━━━━━ Source records
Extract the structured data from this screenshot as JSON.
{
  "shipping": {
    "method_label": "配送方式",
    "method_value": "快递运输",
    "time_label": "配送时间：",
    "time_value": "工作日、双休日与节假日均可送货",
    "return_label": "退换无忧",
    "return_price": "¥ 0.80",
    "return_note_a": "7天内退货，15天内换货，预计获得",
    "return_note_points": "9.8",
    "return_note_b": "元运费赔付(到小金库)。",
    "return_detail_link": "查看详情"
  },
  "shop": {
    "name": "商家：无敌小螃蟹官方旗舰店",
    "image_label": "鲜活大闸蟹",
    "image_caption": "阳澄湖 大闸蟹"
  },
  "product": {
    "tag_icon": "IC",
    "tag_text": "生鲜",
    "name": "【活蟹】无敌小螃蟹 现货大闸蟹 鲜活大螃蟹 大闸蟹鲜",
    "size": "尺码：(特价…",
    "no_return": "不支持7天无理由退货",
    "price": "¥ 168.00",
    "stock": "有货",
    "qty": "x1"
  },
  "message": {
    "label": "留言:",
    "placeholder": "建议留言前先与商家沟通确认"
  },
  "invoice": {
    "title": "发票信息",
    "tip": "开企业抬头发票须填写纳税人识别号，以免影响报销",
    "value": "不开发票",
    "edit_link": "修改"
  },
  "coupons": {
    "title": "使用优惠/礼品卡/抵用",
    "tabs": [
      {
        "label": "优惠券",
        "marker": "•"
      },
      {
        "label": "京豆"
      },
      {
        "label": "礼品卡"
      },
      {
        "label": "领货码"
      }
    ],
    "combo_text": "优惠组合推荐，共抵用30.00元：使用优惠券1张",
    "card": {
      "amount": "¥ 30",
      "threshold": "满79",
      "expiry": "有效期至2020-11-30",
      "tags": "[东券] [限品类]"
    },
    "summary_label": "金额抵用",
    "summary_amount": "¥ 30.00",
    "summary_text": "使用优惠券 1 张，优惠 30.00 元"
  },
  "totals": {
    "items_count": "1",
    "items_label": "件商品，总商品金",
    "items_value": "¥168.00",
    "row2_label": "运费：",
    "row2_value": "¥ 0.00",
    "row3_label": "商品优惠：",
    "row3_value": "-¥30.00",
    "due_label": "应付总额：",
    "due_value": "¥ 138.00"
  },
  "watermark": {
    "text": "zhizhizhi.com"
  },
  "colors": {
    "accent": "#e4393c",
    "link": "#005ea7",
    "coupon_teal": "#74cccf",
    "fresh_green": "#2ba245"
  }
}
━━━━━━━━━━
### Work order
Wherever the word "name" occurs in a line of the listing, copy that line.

### Expected answer
    "name": "商家：无敌小螃蟹官方旗舰店",
    "name": "【活蟹】无敌小螃蟹 现货大闸蟹 鲜活大螃蟹 大闸蟹鲜",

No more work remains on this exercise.